Our pitch deck constantly evolved. Following each pitch, we took note of every question an investor asked and worked out solid answers. Sometimes it was just a matter of articulating the strategy we had already developed, other times it required days of brainstorming. Each time we pitched we were able to communicate our vision more clearly and the tough questions started to dwindle.
When we first started trying to raise money, our pitch deck was a five page document, which took 10 minutes to present. At the end of each pitch we were bombarded with questions from investors, and for many of them we didn’t have compelling answers. However, each time we got a tough question from an investor we would incorporate the question back into our pitch deck. In fact, we ended up revising our pitch deck more than 100 times. We went from a five page pitch deck which took 10 minutes to present, to a 25 page pitch which took 40 minutes. By the end, investors had very few questions as we had given solid answers to all their questions before the end of our deck.
In the early days, our pitch deck was more of a utility, following a standard pitch structure: the vision, the problem, our solution, the size of our market, the strength of our team and so on. However, when we described our product and vision to people without our pitch deck, we were successfully able to communicate our passion, innovation of our product and our teams excitement and competence. Whenever we were pitching an investor with our actual slide deck, it felt like we were selling a generic product. We lost the excitement and communicated our product vision poorly.
After a while we captured the vision, the excitement and the problems into a cohesive story and were able to capture this story in our pitch deck. A mentor advised us that it was important to capture the emotion of the story; not just what you say, but also how you say it. Inevitably, all the investors want to know the same things. They’ll ask: ‘How big is the opportunity? How talented is the team? Why are you the right people to solve this problem?’ Making sure that we satisfy their questions was so important, this is something you can only improve with practice and continuous revision.
Build Strong Relationships with Potential Investors and Business Partners
When we first started (use whatever is you want started or start) pitching investors we would pull out our pitch deck as soon as we got into a meeting. We soon realised that this was quite a naive approach. It is so important to build rapport and credibility before you start talking through your pitch deck. Start building relationships with investors as early on as possible.

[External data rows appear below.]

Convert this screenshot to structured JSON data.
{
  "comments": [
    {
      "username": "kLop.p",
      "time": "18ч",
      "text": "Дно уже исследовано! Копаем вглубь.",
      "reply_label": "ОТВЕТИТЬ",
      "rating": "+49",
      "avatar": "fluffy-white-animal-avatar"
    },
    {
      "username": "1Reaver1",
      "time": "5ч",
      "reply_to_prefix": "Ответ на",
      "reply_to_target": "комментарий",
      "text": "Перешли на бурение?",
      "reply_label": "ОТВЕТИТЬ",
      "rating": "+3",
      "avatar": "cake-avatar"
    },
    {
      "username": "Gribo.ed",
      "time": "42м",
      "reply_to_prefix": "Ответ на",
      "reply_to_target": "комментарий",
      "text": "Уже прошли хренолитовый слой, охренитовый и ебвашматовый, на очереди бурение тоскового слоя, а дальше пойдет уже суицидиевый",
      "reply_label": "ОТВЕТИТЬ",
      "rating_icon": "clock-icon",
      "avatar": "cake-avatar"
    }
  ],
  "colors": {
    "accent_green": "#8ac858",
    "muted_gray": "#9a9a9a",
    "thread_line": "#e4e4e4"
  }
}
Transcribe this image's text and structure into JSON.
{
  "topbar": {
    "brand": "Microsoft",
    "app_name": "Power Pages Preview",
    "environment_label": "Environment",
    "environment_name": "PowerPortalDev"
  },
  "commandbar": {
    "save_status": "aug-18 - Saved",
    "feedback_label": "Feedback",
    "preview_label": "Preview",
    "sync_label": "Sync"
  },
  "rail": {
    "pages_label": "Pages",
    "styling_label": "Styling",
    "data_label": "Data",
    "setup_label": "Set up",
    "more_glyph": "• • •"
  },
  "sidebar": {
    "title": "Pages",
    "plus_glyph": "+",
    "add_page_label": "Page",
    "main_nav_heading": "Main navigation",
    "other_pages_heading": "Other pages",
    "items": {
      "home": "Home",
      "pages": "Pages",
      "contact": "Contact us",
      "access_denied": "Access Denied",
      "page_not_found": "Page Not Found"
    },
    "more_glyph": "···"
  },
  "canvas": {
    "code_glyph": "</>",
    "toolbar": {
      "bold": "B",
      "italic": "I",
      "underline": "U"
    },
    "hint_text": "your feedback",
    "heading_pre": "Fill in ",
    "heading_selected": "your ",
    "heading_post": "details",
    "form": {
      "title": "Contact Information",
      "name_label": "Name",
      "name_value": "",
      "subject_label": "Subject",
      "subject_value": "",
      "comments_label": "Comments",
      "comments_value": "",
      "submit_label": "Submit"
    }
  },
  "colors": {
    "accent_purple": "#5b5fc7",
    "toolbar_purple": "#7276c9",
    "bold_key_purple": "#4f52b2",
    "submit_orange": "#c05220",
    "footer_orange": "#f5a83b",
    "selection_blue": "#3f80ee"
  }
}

It’s your job to convince people to work with you, to invest in your company. Most potential investors will want to spend time getting to know you and the way you work prior to committing. We met Bill Tai, who introduced us to many of our other investors, more than two years ago. Yet we only recently closed our round.
Raising money takes a long time. My first trip to San Francisco was only supposed to be for a two week holiday. I’d planned two meetings; one with Bill Tai and the other with Facebook’s Lars Rasmussen. I very quickly realised that I needed to spend more time on the ground getting to know the technology scene and building my network.
My two weeks holiday ended up turning into a three months trip. I barely slept and when I did, it was on my brother’s apartment floor. I went to an event every single night of the week, trying to meet engineers and find people who could give me an open door to the startup scene.
During this time, we met and spoke with many other investors who we kept in the loop with our efforts. If you’re raising money, you need to build strong relationships with potential investors and advisors and we were continuously this by communication(or in touch) with them.
We could have never predicted the adventures we’d or the people we met on our way. We’re now lucky to have a great team of more than 70 people and a product used by more than 4 million people, but we are still just at the beginning of our journey!